*** Opening Records for processing ***

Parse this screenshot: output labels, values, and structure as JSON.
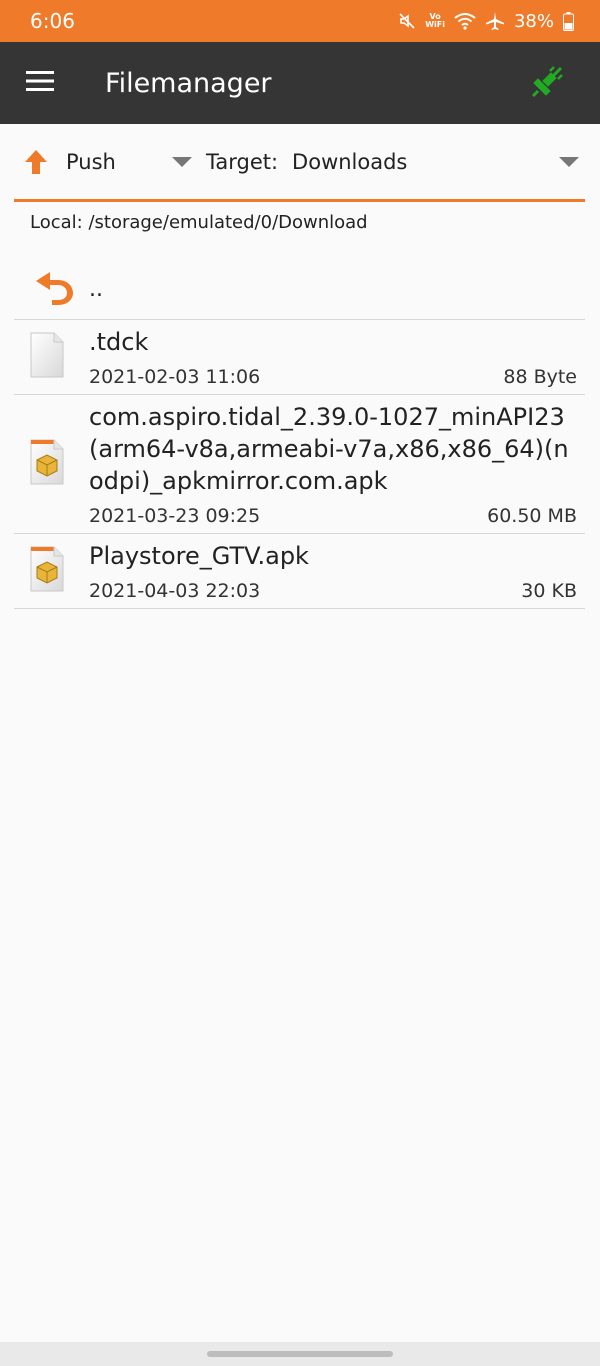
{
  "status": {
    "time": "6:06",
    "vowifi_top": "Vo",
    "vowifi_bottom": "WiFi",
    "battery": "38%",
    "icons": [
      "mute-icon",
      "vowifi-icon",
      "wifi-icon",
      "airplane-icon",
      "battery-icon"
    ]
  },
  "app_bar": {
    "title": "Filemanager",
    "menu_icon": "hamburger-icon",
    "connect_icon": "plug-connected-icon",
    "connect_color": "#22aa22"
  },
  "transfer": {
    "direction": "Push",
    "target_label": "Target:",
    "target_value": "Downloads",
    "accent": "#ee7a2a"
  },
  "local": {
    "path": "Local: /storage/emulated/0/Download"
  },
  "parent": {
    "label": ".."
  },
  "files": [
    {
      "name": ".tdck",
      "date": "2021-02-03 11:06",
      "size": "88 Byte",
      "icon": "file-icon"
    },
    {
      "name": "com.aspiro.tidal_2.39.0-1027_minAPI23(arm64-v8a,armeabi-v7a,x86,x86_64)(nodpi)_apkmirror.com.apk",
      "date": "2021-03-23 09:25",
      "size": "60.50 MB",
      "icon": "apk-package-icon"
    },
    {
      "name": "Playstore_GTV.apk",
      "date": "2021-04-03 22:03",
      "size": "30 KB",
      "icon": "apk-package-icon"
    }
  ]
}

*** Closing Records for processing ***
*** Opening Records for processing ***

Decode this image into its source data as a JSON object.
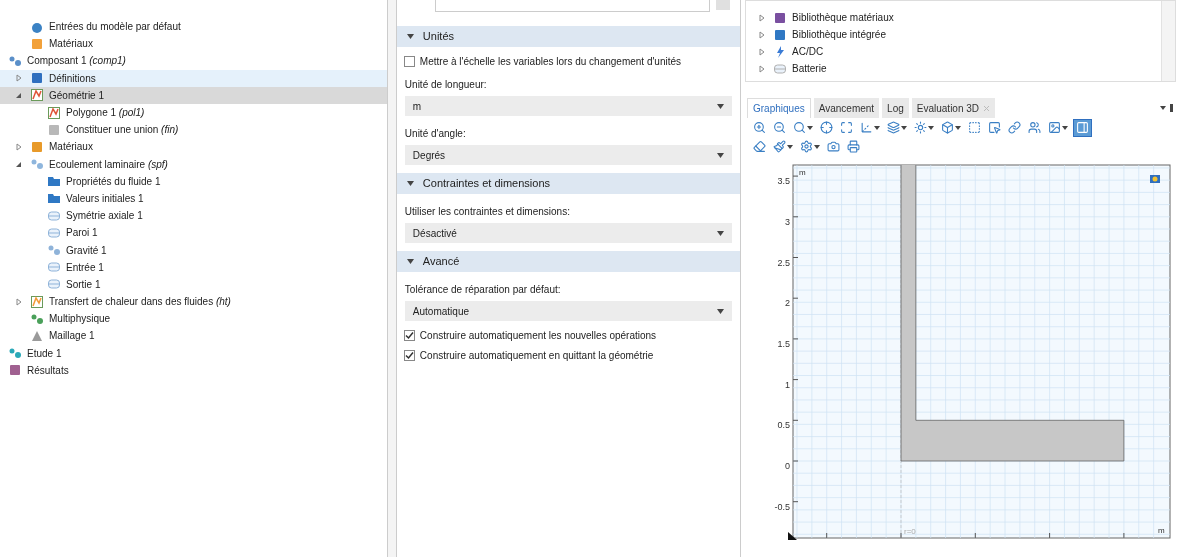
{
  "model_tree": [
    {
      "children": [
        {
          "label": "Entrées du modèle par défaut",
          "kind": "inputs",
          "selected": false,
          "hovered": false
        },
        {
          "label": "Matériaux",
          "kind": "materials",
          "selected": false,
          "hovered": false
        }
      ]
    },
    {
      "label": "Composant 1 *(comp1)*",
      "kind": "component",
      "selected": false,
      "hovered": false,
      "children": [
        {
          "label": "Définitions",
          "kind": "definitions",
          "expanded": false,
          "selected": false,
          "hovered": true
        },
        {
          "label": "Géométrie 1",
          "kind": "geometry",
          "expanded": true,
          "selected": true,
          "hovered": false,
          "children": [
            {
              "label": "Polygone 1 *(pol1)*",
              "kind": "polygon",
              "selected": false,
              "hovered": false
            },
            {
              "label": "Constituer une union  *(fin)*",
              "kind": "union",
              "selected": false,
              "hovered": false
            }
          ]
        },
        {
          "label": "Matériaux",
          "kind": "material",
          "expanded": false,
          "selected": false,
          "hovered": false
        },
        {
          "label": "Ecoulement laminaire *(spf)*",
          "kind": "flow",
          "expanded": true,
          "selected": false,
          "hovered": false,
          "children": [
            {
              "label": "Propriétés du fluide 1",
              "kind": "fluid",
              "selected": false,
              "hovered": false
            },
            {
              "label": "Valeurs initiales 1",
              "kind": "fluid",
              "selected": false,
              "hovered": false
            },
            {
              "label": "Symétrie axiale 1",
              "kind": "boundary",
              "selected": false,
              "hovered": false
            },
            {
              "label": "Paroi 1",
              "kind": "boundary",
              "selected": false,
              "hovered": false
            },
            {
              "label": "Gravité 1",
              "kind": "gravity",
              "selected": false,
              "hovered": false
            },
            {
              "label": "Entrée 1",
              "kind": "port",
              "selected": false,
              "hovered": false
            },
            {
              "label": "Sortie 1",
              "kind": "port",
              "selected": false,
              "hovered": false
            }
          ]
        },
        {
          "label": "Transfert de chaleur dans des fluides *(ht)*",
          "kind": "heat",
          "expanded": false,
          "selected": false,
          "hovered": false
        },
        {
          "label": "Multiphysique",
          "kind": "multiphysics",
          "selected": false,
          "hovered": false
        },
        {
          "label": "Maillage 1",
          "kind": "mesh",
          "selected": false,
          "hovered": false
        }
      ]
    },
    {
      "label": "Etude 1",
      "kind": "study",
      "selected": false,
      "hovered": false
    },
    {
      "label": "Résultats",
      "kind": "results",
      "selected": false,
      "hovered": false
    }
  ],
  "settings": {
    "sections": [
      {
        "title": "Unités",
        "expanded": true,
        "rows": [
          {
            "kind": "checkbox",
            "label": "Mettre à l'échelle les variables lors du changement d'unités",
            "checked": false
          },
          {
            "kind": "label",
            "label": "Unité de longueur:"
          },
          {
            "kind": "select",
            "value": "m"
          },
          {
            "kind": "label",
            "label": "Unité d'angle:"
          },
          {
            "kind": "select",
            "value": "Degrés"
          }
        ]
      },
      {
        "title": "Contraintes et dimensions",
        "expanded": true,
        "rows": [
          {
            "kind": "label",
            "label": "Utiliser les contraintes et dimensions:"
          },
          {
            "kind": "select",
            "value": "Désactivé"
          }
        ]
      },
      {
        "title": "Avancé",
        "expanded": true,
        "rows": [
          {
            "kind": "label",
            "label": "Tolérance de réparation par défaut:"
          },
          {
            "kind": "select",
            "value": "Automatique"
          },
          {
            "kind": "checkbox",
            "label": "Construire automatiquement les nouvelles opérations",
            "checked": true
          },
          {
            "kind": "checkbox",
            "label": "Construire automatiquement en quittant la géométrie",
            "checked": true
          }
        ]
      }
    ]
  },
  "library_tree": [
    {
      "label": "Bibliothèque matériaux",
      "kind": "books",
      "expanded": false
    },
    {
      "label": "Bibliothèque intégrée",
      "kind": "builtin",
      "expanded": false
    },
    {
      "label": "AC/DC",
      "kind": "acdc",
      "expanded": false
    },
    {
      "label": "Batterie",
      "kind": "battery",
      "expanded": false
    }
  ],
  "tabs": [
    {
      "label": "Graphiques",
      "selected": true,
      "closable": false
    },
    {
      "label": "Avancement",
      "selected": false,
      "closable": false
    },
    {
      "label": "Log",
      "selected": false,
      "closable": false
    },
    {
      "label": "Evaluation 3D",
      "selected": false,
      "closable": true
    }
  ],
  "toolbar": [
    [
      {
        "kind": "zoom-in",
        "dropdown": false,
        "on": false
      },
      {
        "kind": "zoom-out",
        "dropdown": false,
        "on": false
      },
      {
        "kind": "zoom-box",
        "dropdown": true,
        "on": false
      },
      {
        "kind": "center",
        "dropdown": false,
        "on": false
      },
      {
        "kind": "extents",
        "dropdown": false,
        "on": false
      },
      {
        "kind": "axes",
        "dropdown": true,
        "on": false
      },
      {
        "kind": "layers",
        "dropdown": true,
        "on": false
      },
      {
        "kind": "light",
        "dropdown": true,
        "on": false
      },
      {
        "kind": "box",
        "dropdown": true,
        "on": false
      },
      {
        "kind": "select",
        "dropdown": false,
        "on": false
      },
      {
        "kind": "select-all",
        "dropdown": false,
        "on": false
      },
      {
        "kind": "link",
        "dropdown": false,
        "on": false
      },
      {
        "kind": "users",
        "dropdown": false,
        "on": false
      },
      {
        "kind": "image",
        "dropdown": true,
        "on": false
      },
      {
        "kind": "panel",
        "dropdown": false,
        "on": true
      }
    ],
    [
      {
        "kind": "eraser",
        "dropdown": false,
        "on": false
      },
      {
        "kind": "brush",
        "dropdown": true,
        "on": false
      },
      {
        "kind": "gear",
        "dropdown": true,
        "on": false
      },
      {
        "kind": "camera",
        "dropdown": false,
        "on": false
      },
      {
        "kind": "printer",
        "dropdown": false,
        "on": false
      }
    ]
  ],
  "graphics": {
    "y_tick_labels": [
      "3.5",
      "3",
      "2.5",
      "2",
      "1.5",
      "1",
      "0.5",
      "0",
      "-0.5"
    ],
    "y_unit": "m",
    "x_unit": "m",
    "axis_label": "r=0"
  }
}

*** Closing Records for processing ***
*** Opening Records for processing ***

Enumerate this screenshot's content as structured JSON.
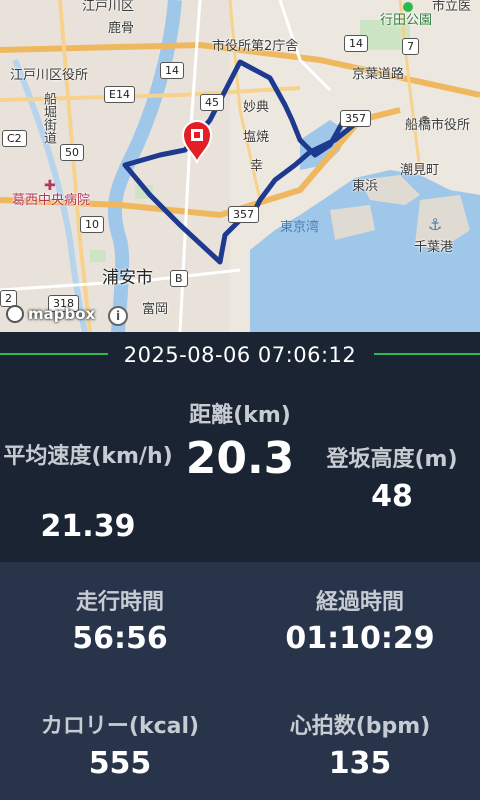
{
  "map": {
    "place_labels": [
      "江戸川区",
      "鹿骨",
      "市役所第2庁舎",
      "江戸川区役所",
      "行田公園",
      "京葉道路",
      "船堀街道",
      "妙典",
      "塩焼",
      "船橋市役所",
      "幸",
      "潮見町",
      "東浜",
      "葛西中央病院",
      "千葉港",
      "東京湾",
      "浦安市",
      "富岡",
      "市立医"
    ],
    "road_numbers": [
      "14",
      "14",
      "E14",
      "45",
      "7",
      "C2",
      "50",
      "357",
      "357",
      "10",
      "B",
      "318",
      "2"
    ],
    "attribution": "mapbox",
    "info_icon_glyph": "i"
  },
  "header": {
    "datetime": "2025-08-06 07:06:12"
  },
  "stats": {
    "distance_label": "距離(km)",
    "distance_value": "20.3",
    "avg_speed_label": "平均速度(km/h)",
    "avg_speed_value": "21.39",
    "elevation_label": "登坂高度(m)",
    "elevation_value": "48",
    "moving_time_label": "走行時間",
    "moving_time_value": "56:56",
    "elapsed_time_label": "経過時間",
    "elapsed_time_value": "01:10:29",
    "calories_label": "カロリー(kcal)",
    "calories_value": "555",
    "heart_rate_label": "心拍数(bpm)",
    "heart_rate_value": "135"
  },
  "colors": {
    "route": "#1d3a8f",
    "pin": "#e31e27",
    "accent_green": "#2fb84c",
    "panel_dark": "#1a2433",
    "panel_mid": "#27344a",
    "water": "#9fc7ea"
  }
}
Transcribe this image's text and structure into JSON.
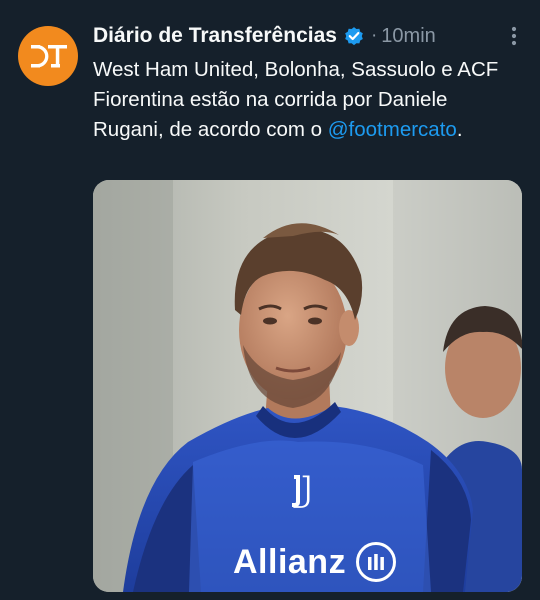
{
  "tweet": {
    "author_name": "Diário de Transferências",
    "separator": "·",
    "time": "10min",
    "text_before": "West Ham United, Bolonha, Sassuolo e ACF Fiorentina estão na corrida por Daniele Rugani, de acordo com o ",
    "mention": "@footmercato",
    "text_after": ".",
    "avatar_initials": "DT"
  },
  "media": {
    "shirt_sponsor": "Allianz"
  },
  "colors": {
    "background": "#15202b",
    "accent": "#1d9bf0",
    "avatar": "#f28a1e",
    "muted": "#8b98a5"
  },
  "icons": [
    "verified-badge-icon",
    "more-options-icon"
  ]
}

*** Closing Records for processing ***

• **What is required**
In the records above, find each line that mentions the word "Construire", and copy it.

• **Result of this exercise**
            "label": "Construire automatiquement les nouvelles opérations",
            "label": "Construire automatiquement en quittant la géométrie",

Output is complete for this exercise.